___ Provided data

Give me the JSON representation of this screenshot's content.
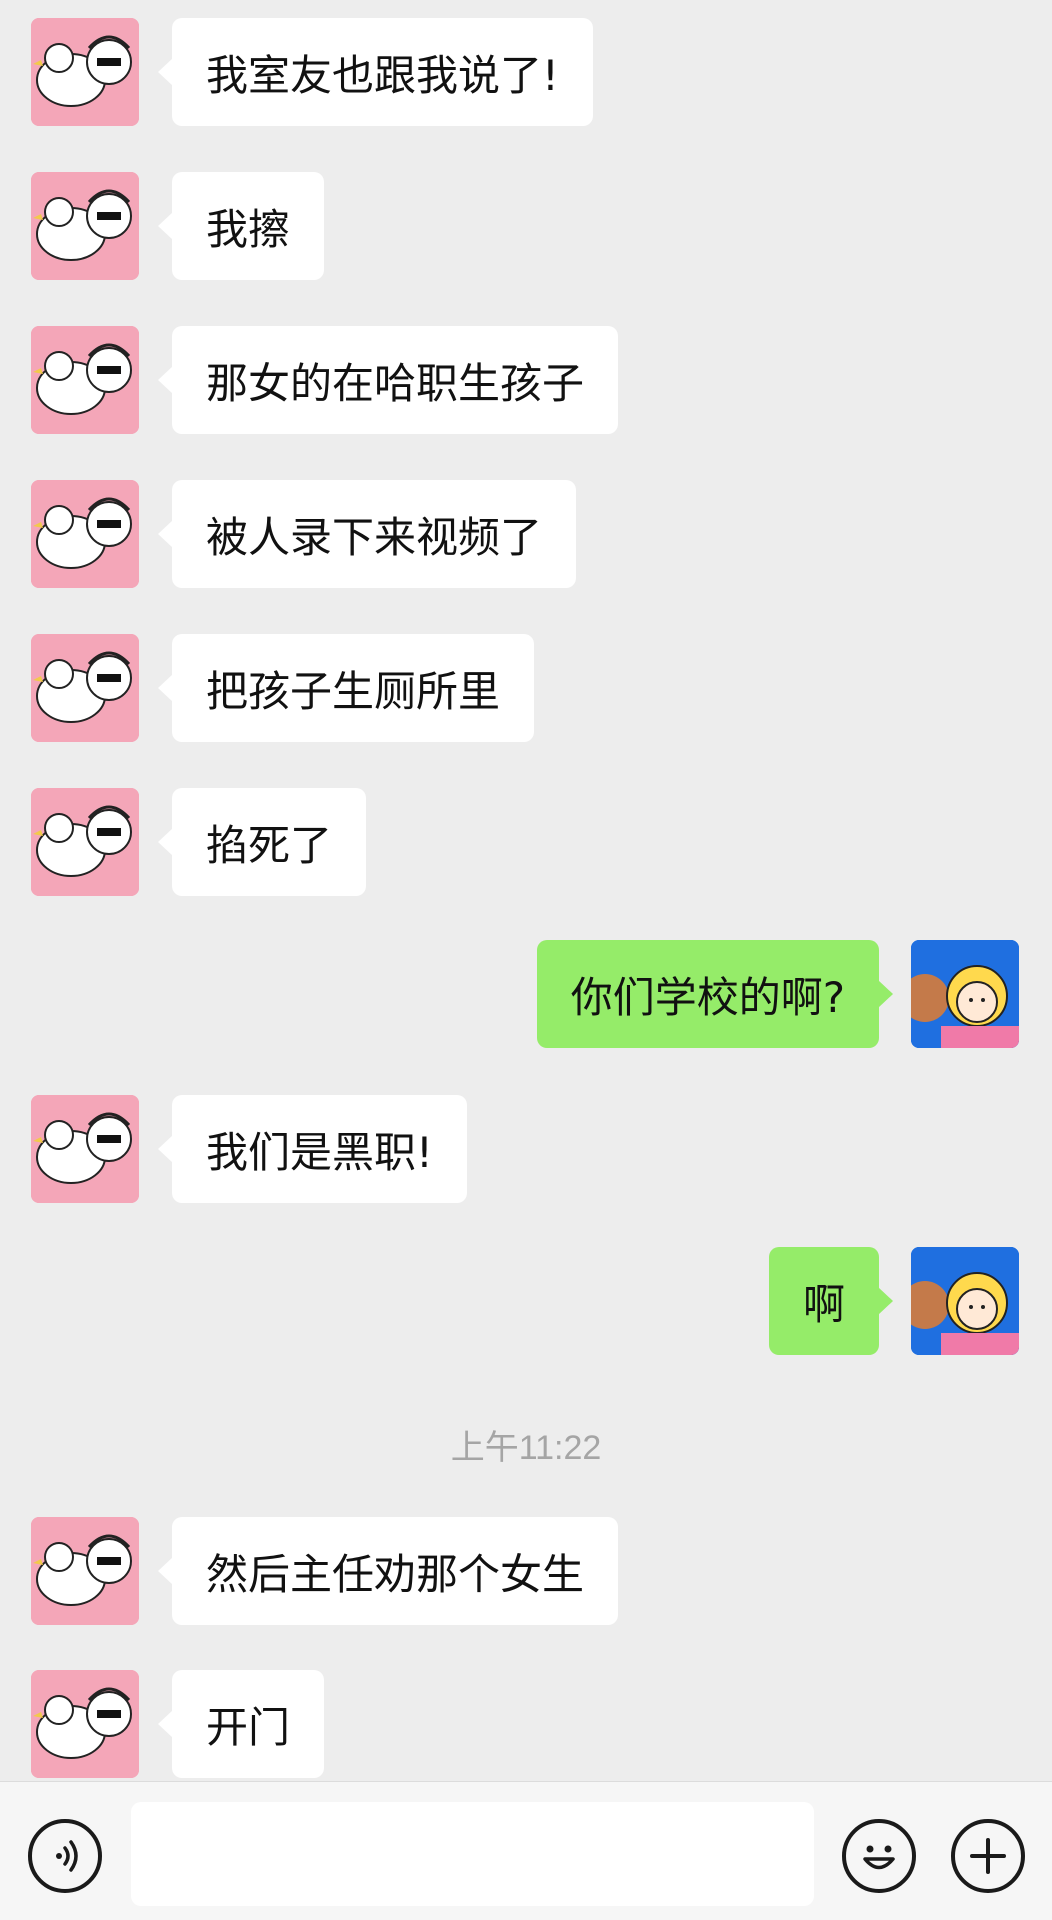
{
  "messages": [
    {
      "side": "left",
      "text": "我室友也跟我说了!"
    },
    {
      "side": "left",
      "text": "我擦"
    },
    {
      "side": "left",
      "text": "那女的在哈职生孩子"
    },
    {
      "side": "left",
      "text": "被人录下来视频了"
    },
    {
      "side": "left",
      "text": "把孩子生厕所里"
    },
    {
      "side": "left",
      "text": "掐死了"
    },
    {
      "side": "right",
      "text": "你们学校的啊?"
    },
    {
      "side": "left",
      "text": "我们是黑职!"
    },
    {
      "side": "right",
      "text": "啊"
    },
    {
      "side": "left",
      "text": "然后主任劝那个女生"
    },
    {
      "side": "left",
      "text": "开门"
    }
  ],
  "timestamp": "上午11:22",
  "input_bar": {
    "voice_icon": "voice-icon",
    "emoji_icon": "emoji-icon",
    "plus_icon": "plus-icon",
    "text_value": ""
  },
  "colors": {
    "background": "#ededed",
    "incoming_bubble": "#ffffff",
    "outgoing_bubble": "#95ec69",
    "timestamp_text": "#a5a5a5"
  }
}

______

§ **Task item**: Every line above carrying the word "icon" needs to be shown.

§ **Answer space**:
    "voice_icon": "voice-icon",
    "emoji_icon": "emoji-icon",
    "plus_icon": "plus-icon",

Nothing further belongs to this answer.